  • Community Outreach: Use social media, newsletters, and community bulletin boards to disseminate information about upcoming tree care events, educational resources, and opportunities for involvement.
  • Youth Engagement: Engage local schools, youth groups, and scouting organizations in tree planting and maintenance projects to instill environmental stewardship values in the next generation.
Building Partnerships:
  • Local Government Collaboration: Partner with local government agencies, parks departments, and environmental organizations to coordinate tree care efforts, access funding opportunities, and leverage resources.
  • Business and Corporate Sponsorship: Seek support from local businesses and corporate sponsors to fund tree planting initiatives, educational programs, and community outreach activities.
  • Neighborhood Associations: Collaborate with neighborhood associations, homeowners’ associations, and community groups to organize tree care activities and promote community-wide involvement.
Celebrating Successes and Recognition:
  • Recognition Events: Host recognition events or award ceremonies to celebrate the contributions of volunteers, sponsors, and community partners to tree care efforts.
  • Public Acknowledgment: Publicly acknowledge the achievements and successes of community tree care initiatives through local media coverage, newsletters, and social media platforms.



Caring for the trees in your neighborhood is not just about enhancing the aesthetic appeal of the environment; it’s about nurturing a thriving urban ecosystem that benefits the entire community. By implementing the practices outlined in this article and engaging your neighbors in tree care efforts, you can make a significant impact on the health and vitality of the urban forest.

From selecting the right trees and planting them properly to providing adequate water, pruning for health, and protecting against pests and diseases, each practice plays a crucial role in ensuring the well-being of our urban trees. Furthermore, community engagement is key to fostering a sense of ownership and stewardship, empowering residents to take collective action in caring for their local green spaces.

As you embark on your journey to care for the trees in your neighborhood, remember that every action, no matter how small, contributes to the greater good.

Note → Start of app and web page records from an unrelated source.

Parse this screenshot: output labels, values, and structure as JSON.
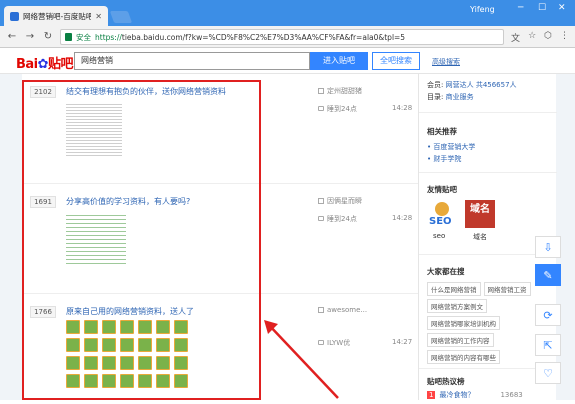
{
  "browser": {
    "tab_title": "网络营销吧-百度贴吧",
    "user": "Yifeng",
    "url_secure_label": "安全",
    "url_prefix": "https://",
    "url_rest": "tieba.baidu.com/f?kw=%CD%F8%C2%E7%D3%AA%CF%FA&fr=ala0&tpl=5"
  },
  "header": {
    "logo_text": "Bai",
    "logo_text2": "贴吧",
    "search_value": "网络营销",
    "enter_button": "进入贴吧",
    "all_search_button": "全吧搜索",
    "advanced_search": "高级搜索"
  },
  "posts": [
    {
      "replies": "2102",
      "title": "结交有理想有抱负的伙伴，送你网络营销资料",
      "author": "定州甜甜猪",
      "last_reply": "睡到24点",
      "time": "14:28"
    },
    {
      "replies": "1691",
      "title": "分享高价值的学习资料，有人要吗?",
      "author": "因俩星而瞬",
      "last_reply": "睡到24点",
      "time": "14:28"
    },
    {
      "replies": "1766",
      "title": "原来自己用的网络营销资料，送人了",
      "author": "awesome...",
      "last_reply": "ILYW优",
      "time": "14:27"
    }
  ],
  "sidebar": {
    "member_label": "会员:",
    "member_value": "网营达人 共456657人",
    "dir_label": "目录:",
    "dir_value": "商业服务",
    "related_title": "相关推荐",
    "related_items": [
      "百度营销大学",
      "财手学院"
    ],
    "friends_title": "友情贴吧",
    "friend1": "seo",
    "friend2": "域名",
    "friend2_logo": "域名",
    "hot_title": "大家都在搜",
    "hot_chips": [
      "什么是网络营销",
      "网络营销工资",
      "网络营销方案例文",
      "网络营销哪家培训机构",
      "网络营销的工作内容",
      "网络营销的内容有哪些"
    ],
    "rank_title": "贴吧热议榜",
    "rank_num": "1",
    "rank_item": "最冷食物？",
    "rank_count": "13683"
  },
  "float_icons": [
    "download-icon",
    "edit-icon",
    "refresh-icon",
    "share-icon",
    "heart-icon"
  ],
  "colors": {
    "brand_red": "#e10602",
    "brand_blue": "#2932e1",
    "primary": "#3385ff",
    "link": "#2d64b3",
    "annotation_red": "#e02020"
  }
}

Whether it’s planting a new tree, watering a sapling, or participating in a community pruning event, your efforts make a difference.

Together, let us continue to nurture and protect the trees that grace our neighborhoods, not only for ourselves but for future generations to enjoy. By working hand in hand with our communities, we can create a greener, healthier, and more resilient urban landscape for all to benefit from.